### [TASK DESCRIPTION]
Report every line in the records below that holds the word "background".
--- GIVEN RECORDS ---
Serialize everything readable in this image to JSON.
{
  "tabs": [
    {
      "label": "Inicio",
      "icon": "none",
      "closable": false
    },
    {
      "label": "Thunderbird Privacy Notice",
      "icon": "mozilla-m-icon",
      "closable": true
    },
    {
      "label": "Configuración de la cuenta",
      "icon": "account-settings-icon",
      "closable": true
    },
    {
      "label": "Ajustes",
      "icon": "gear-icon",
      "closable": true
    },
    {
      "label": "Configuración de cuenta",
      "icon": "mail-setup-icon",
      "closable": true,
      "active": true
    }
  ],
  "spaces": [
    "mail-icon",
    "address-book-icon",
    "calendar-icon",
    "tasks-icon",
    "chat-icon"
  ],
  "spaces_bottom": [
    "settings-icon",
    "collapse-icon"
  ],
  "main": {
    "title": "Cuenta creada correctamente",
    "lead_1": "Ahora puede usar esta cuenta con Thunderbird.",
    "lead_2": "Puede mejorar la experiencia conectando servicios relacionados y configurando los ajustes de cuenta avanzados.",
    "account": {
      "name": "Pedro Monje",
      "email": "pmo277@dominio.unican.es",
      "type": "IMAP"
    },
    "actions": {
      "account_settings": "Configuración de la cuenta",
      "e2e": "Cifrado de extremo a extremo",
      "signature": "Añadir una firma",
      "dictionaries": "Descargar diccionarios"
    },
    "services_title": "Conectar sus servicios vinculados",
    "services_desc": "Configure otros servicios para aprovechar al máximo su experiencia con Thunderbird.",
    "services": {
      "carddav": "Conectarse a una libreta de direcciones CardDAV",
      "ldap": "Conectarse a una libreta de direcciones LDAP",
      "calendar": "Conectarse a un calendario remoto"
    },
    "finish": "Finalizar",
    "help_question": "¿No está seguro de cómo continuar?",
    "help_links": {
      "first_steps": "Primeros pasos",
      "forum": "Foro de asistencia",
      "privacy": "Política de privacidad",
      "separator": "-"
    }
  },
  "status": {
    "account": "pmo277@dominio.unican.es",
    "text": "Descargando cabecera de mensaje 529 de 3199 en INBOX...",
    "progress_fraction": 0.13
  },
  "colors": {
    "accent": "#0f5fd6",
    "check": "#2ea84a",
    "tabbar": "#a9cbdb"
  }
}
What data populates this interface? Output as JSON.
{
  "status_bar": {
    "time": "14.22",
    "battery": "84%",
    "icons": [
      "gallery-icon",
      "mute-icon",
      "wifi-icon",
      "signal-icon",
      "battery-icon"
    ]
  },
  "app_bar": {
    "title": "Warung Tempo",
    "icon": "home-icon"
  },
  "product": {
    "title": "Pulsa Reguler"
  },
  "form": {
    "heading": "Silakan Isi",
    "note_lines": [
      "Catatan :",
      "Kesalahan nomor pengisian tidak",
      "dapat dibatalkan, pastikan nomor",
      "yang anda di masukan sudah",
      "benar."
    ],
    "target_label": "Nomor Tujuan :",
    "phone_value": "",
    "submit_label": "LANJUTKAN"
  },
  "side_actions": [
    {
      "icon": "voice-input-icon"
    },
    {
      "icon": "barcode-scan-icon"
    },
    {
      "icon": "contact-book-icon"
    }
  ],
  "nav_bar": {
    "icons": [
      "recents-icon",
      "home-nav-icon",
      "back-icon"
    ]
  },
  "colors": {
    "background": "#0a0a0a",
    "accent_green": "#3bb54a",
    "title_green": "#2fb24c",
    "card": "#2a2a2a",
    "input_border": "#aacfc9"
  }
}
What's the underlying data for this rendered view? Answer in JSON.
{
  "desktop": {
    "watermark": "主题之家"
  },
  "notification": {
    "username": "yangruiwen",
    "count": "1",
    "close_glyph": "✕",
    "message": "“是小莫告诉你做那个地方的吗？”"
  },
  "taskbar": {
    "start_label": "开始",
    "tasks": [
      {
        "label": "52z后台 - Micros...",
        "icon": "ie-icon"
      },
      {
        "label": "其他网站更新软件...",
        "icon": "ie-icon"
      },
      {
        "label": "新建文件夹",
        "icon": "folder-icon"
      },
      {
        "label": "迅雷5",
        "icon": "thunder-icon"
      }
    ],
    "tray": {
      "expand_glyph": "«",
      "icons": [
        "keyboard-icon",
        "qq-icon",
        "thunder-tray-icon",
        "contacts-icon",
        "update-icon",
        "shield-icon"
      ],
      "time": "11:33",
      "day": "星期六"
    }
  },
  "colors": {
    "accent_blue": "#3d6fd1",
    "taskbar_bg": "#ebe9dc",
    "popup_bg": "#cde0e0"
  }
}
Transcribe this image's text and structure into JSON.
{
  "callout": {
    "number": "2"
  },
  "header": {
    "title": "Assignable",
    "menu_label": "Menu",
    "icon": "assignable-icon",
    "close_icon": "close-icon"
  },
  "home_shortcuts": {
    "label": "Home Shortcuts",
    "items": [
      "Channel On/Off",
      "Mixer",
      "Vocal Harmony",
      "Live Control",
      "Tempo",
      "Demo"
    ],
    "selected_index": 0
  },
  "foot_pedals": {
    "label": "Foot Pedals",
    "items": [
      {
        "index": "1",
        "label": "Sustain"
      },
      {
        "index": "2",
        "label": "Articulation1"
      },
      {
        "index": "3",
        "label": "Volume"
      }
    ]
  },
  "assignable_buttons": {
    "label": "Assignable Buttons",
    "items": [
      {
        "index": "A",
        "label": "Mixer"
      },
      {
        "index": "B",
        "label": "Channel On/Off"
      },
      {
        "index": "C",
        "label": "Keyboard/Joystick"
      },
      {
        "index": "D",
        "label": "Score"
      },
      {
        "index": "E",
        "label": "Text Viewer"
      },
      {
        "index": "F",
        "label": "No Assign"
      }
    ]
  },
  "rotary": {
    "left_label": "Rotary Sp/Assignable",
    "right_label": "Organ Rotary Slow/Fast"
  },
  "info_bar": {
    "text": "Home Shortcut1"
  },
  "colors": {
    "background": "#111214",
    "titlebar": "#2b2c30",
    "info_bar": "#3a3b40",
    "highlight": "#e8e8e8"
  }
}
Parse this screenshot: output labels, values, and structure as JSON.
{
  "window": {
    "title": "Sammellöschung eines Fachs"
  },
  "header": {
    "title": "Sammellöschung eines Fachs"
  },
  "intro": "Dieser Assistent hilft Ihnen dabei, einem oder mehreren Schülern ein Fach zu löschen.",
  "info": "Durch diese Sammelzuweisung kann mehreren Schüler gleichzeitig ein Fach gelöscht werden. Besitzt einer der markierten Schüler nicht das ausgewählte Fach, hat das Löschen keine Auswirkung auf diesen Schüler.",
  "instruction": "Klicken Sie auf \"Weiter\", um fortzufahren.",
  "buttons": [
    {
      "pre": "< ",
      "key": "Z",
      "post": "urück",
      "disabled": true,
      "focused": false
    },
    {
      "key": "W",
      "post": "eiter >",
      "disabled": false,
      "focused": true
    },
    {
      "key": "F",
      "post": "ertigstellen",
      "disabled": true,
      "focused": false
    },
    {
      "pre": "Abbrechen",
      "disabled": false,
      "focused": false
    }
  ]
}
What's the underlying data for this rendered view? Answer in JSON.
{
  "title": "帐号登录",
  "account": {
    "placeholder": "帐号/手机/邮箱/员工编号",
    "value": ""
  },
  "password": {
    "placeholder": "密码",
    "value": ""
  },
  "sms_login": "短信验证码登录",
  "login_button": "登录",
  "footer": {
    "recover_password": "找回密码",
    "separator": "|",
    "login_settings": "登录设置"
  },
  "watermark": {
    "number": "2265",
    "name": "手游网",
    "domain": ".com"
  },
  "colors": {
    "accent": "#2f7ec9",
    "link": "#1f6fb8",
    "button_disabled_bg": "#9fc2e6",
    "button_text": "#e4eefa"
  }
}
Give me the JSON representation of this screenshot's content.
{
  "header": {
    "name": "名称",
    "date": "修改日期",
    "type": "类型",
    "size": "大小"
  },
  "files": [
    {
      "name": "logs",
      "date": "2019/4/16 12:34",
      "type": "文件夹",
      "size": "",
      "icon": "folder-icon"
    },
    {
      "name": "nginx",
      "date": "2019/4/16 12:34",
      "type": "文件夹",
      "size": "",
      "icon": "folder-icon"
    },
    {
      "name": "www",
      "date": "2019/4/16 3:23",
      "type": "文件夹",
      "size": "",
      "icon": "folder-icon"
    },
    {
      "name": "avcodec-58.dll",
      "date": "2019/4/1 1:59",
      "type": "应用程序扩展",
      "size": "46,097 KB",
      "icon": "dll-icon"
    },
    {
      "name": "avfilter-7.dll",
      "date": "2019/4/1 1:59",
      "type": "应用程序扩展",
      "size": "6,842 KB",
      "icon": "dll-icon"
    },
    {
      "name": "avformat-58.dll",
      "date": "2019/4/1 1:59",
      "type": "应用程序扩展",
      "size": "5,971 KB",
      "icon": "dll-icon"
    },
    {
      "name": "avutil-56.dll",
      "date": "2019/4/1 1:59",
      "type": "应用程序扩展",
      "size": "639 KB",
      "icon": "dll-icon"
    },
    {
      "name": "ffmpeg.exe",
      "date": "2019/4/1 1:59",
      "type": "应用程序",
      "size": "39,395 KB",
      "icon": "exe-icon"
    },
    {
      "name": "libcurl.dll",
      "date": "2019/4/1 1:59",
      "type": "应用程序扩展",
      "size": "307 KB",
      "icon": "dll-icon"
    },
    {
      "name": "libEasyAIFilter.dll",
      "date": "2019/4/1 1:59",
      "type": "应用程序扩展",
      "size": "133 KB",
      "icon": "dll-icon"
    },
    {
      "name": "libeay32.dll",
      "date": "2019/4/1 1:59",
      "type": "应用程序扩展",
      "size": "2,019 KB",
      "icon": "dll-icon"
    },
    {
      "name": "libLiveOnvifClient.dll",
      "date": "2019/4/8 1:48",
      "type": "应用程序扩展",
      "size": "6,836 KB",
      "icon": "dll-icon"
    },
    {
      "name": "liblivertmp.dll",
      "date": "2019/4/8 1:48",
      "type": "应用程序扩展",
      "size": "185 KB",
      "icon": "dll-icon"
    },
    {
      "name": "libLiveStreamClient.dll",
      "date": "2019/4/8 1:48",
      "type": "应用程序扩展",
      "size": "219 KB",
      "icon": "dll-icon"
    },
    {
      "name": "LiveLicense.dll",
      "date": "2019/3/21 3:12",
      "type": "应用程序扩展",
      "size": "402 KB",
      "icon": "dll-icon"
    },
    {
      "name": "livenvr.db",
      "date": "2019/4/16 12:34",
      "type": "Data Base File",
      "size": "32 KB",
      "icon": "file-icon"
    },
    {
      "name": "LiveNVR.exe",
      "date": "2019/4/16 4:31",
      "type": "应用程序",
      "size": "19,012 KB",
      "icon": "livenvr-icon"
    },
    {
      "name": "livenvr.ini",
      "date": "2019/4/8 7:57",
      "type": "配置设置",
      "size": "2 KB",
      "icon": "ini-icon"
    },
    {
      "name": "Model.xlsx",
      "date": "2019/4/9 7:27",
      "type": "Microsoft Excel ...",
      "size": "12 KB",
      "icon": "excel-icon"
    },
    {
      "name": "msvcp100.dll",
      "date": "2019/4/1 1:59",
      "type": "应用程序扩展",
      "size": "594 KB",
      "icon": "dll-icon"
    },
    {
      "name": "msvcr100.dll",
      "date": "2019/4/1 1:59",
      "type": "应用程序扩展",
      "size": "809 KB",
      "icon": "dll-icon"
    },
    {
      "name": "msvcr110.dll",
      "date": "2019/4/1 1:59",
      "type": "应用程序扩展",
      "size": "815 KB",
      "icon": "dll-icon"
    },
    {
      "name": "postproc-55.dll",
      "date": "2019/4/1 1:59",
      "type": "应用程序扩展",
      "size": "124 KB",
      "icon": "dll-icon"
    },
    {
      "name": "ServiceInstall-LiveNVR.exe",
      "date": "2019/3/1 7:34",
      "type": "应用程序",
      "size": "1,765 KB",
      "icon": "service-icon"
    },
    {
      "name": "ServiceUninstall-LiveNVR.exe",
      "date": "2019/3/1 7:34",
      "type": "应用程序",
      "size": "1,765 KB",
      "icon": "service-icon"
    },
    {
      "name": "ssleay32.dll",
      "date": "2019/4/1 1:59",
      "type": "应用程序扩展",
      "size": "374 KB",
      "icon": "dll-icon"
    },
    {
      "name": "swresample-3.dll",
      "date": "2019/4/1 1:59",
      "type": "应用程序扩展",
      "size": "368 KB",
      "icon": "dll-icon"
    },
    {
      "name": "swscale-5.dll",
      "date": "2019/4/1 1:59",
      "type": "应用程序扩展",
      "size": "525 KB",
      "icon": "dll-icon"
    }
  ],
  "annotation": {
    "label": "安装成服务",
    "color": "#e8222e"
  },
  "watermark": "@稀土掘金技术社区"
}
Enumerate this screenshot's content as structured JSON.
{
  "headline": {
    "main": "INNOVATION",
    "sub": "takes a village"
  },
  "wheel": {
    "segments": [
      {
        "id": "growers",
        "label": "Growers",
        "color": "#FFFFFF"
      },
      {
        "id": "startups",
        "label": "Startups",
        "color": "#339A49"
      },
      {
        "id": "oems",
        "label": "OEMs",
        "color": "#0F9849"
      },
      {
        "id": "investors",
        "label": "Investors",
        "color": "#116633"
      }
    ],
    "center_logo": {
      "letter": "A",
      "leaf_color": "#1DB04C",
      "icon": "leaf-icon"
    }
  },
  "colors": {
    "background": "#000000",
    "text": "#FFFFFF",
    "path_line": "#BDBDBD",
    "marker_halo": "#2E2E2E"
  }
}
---
### [ANSWER TO THIS PROBLEM]
    "background": "#0a0a0a",
    "background": "#111214",
    "background": "#000000",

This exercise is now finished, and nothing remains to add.